#### [What the task asks]
Make a verbatim copy of all the records.

━━━━━ Provided information ━━━━━

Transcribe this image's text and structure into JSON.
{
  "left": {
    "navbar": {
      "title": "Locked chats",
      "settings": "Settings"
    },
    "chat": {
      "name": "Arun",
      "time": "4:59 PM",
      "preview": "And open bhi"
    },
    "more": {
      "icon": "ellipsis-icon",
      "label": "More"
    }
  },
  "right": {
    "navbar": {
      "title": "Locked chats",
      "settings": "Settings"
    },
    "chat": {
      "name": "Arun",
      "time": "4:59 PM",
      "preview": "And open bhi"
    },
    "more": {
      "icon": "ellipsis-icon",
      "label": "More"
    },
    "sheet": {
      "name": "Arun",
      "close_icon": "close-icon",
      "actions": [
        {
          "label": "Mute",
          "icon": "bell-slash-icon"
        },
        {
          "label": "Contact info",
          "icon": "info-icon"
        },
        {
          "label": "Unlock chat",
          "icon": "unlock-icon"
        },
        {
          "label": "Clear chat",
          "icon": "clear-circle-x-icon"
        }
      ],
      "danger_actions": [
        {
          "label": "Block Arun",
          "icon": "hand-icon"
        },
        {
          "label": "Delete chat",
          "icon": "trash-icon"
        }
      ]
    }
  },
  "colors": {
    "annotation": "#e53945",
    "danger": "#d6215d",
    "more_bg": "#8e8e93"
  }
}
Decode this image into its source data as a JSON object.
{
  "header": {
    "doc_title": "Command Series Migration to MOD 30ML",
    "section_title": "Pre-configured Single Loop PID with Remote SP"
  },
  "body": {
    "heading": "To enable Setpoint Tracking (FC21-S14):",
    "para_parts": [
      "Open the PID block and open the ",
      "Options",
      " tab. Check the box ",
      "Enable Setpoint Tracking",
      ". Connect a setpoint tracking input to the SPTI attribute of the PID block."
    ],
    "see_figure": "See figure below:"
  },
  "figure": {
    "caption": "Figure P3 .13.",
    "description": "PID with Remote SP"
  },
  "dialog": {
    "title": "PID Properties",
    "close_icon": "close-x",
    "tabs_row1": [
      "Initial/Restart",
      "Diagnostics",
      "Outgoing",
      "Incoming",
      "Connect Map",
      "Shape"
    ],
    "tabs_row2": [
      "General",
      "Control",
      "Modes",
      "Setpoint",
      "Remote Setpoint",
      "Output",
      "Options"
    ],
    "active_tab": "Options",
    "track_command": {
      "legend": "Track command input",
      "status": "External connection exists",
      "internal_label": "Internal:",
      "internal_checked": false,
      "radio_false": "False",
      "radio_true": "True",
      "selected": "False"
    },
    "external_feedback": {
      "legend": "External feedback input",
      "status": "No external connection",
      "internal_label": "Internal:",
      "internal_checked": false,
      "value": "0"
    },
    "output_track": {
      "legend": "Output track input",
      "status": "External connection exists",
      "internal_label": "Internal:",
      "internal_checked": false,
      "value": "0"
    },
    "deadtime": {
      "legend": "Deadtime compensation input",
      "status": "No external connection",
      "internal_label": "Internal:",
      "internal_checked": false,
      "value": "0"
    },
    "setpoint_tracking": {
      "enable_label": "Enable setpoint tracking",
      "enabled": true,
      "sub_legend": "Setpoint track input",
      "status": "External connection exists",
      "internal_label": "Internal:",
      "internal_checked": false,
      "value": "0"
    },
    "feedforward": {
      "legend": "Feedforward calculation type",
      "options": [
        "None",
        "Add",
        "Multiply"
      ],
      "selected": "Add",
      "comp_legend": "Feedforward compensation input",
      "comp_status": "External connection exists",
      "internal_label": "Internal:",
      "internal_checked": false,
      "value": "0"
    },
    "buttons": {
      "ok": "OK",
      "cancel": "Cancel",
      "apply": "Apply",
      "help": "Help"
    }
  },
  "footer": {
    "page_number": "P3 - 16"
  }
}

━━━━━

#### [Task result]
Transcribe this image's text and structure into JSON.
{
  "left": {
    "navbar": {
      "title": "Locked chats",
      "settings": "Settings"
    },
    "chat": {
      "name": "Arun",
      "time": "4:59 PM",
      "preview": "And open bhi"
    },
    "more": {
      "icon": "ellipsis-icon",
      "label": "More"
    }
  },
  "right": {
    "navbar": {
      "title": "Locked chats",
      "settings": "Settings"
    },
    "chat": {
      "name": "Arun",
      "time": "4:59 PM",
      "preview": "And open bhi"
    },
    "more": {
      "icon": "ellipsis-icon",
      "label": "More"
    },
    "sheet": {
      "name": "Arun",
      "close_icon": "close-icon",
      "actions": [
        {
          "label": "Mute",
          "icon": "bell-slash-icon"
        },
        {
          "label": "Contact info",
          "icon": "info-icon"
        },
        {
          "label": "Unlock chat",
          "icon": "unlock-icon"
        },
        {
          "label": "Clear chat",
          "icon": "clear-circle-x-icon"
        }
      ],
      "danger_actions": [
        {
          "label": "Block Arun",
          "icon": "hand-icon"
        },
        {
          "label": "Delete chat",
          "icon": "trash-icon"
        }
      ]
    }
  },
  "colors": {
    "annotation": "#e53945",
    "danger": "#d6215d",
    "more_bg": "#8e8e93"
  }
}
Decode this image into its source data as a JSON object.
{
  "header": {
    "doc_title": "Command Series Migration to MOD 30ML",
    "section_title": "Pre-configured Single Loop PID with Remote SP"
  },
  "body": {
    "heading": "To enable Setpoint Tracking (FC21-S14):",
    "para_parts": [
      "Open the PID block and open the ",
      "Options",
      " tab. Check the box ",
      "Enable Setpoint Tracking",
      ". Connect a setpoint tracking input to the SPTI attribute of the PID block."
    ],
    "see_figure": "See figure below:"
  },
  "figure": {
    "caption": "Figure P3 .13.",
    "description": "PID with Remote SP"
  },
  "dialog": {
    "title": "PID Properties",
    "close_icon": "close-x",
    "tabs_row1": [
      "Initial/Restart",
      "Diagnostics",
      "Outgoing",
      "Incoming",
      "Connect Map",
      "Shape"
    ],
    "tabs_row2": [
      "General",
      "Control",
      "Modes",
      "Setpoint",
      "Remote Setpoint",
      "Output",
      "Options"
    ],
    "active_tab": "Options",
    "track_command": {
      "legend": "Track command input",
      "status": "External connection exists",
      "internal_label": "Internal:",
      "internal_checked": false,
      "radio_false": "False",
      "radio_true": "True",
      "selected": "False"
    },
    "external_feedback": {
      "legend": "External feedback input",
      "status": "No external connection",
      "internal_label": "Internal:",
      "internal_checked": false,
      "value": "0"
    },
    "output_track": {
      "legend": "Output track input",
      "status": "External connection exists",
      "internal_label": "Internal:",
      "internal_checked": false,
      "value": "0"
    },
    "deadtime": {
      "legend": "Deadtime compensation input",
      "status": "No external connection",
      "internal_label": "Internal:",
      "internal_checked": false,
      "value": "0"
    },
    "setpoint_tracking": {
      "enable_label": "Enable setpoint tracking",
      "enabled": true,
      "sub_legend": "Setpoint track input",
      "status": "External connection exists",
      "internal_label": "Internal:",
      "internal_checked": false,
      "value": "0"
    },
    "feedforward": {
      "legend": "Feedforward calculation type",
      "options": [
        "None",
        "Add",
        "Multiply"
      ],
      "selected": "Add",
      "comp_legend": "Feedforward compensation input",
      "comp_status": "External connection exists",
      "internal_label": "Internal:",
      "internal_checked": false,
      "value": "0"
    },
    "buttons": {
      "ok": "OK",
      "cancel": "Cancel",
      "apply": "Apply",
      "help": "Help"
    }
  },
  "footer": {
    "page_number": "P3 - 16"
  }
}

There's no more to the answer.